But in writing, you have to explicitly specify which “or” you mean. You could write something like “x or y but not both” for exclusive or, or you can use “x and/or y” or “x or y or both” for logical or. But to be precise, you have to do one or the other.

Clearly, we should all start talking in propositional calculus. This would have the side benefit of rendering multilevel marketing promoters, White House spokespeople, and the vast majority of talk radio hosts speechless.


Of course, we’d feel awfully silly when it came time to do the great many things done with language beyond simply asserting propositions.

As for the apparent superfluousness of “and/or”, as with a surprising number of such issues, Language Log already says most of what needs to be said; of particular note is the initial post about the semantics of “and/or” and why one would want to use it, as well as some later posts forcefully arguing against the view that the “or” of natural English is best understood as generally an exclusive or.

Re-expressing the argument linked above, while it may be the case that offers expressed using “or” are typically exclusive disjunctions or something similar, it simply isn’t the case that the default use of “or” in English is exclusive. Consider, for example, “Are you now, or have you ever been, a member of the Communist party?”. A lifelong Communist couldn’t honestly answer “no” on the grounds that both disjuncts were true, as he would be able to were this “or” meant to designate exclusive disjunction. Or, suppose I bet you a hundred bucks that the next President of the United States will be male or white; you’d be stupid to take this bet. Even if McCain won, you’d be laughed out the door if you attempted to argue that I should therefore be paying you, on account of both disjuncts having come out true. Similar examples abound; one could go on constructing them all day. There’s not really any very good reason to hold that English “or” defaults to exclusive semantics.

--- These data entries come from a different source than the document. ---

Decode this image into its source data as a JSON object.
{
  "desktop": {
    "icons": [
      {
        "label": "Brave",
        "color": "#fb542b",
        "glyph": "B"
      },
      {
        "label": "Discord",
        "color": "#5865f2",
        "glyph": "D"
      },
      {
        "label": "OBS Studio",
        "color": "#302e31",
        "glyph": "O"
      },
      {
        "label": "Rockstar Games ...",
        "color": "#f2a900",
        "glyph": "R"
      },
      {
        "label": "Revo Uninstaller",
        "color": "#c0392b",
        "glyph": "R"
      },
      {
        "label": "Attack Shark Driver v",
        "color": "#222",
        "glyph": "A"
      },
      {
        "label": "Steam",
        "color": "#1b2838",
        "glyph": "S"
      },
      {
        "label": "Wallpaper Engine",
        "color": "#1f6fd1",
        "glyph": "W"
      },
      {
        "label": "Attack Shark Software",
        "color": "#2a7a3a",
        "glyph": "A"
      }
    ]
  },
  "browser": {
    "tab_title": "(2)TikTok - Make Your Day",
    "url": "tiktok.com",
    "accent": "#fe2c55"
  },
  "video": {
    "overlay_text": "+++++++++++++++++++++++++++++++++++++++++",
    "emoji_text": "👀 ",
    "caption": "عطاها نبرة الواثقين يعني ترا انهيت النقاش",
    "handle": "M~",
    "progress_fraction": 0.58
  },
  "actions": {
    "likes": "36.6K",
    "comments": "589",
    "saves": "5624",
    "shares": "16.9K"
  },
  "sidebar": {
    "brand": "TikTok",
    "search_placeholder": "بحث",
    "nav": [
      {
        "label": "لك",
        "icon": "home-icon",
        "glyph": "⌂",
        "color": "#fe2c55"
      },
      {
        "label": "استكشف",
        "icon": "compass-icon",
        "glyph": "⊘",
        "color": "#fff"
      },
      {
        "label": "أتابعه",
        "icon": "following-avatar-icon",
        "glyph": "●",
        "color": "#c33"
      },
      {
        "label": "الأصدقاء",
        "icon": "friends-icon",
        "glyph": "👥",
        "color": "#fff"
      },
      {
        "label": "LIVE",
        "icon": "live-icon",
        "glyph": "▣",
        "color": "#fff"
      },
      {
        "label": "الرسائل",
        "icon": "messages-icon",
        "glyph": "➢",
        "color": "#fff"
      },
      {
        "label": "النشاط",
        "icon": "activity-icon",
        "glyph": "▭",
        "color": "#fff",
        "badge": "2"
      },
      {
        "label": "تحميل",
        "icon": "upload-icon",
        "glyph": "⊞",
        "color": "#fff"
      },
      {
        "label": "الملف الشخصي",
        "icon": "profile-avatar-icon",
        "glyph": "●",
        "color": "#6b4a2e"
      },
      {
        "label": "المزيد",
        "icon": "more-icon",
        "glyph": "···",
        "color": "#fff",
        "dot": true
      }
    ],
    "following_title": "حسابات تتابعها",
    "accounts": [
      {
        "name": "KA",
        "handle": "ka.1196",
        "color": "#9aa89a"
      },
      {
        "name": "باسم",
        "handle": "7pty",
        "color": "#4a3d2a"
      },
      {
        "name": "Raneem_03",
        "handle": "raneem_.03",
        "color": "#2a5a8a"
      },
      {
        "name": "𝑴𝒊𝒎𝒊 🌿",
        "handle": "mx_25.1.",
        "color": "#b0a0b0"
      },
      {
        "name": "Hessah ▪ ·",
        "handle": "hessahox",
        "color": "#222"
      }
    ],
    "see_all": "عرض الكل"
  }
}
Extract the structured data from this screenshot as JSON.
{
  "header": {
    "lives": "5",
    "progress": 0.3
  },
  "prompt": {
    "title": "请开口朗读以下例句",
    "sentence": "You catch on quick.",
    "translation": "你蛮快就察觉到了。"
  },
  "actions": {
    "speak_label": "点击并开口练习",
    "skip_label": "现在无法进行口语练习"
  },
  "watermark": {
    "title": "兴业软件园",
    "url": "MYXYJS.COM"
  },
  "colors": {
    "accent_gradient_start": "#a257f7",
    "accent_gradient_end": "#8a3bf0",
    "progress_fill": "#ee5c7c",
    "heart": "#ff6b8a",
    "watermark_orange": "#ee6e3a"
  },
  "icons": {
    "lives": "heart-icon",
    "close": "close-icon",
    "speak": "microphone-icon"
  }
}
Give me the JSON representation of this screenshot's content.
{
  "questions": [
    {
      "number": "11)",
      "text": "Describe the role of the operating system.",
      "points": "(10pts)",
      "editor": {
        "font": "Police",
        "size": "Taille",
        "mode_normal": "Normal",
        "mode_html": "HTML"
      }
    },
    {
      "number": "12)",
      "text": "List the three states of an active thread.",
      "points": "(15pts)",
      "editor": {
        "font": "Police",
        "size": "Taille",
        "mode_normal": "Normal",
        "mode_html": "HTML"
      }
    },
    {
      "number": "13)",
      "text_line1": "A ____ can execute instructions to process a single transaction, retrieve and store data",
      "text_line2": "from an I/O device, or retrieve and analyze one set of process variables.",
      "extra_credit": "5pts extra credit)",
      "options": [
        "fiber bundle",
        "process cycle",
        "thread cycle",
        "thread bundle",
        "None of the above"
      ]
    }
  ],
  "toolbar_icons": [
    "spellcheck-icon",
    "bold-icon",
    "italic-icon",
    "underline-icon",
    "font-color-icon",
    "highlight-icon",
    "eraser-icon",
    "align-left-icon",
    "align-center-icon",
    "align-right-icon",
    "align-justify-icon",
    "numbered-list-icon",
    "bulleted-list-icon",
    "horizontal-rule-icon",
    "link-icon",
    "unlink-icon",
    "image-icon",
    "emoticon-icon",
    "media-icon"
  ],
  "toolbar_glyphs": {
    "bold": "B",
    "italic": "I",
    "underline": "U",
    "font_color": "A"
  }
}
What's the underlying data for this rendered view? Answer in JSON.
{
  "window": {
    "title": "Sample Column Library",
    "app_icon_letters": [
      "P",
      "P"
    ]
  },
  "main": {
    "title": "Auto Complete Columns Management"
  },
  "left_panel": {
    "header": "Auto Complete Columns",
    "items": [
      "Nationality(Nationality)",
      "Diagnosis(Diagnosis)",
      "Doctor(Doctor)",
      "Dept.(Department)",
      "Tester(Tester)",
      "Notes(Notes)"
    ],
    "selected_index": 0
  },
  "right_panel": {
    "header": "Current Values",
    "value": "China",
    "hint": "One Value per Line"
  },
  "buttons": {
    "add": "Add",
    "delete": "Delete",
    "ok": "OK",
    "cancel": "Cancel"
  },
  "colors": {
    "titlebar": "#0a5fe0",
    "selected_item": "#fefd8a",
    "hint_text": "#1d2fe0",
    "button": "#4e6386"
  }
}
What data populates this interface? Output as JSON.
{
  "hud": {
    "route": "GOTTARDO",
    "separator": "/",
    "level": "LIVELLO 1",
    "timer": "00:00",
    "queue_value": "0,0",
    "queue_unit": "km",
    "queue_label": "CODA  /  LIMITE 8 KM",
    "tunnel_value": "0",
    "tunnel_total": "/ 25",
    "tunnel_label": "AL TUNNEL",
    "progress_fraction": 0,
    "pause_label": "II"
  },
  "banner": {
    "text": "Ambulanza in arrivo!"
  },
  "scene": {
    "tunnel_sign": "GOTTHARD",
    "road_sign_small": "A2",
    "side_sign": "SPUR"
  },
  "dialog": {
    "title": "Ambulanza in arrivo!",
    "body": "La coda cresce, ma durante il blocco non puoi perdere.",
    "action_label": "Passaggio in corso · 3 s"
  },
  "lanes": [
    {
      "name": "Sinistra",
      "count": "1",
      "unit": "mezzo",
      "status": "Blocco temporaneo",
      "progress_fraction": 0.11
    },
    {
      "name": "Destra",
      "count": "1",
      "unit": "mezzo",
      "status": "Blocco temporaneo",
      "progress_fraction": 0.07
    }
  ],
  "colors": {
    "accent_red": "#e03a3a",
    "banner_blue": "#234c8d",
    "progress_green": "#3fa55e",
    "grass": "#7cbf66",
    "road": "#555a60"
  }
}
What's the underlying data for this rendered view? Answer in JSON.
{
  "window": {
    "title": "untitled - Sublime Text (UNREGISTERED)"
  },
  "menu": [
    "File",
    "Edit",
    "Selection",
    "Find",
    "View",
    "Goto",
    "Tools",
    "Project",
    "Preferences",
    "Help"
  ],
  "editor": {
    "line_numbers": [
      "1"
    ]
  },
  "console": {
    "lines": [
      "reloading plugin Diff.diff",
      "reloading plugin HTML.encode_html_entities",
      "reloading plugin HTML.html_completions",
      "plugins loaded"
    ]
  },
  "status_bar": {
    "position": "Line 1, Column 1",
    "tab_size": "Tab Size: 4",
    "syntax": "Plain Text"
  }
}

Clearly, the English language needs to adopt the word “xor” and get rid of the ambiguity .

That’s not how I see it being used. I’ve never seen it used in a situation that expresses a preference for “and.”

Exactly! I often resort to and/or to convey version #3 as opposed to version #1.

“Either Bruce or Joan will be at the meeting.”
“Both Bruce and Joan will be at the meeting.”
“Bruce, Joan, or both will be at the meeting.”

Wow, that is awkward and not just a little ambiguous phrasing.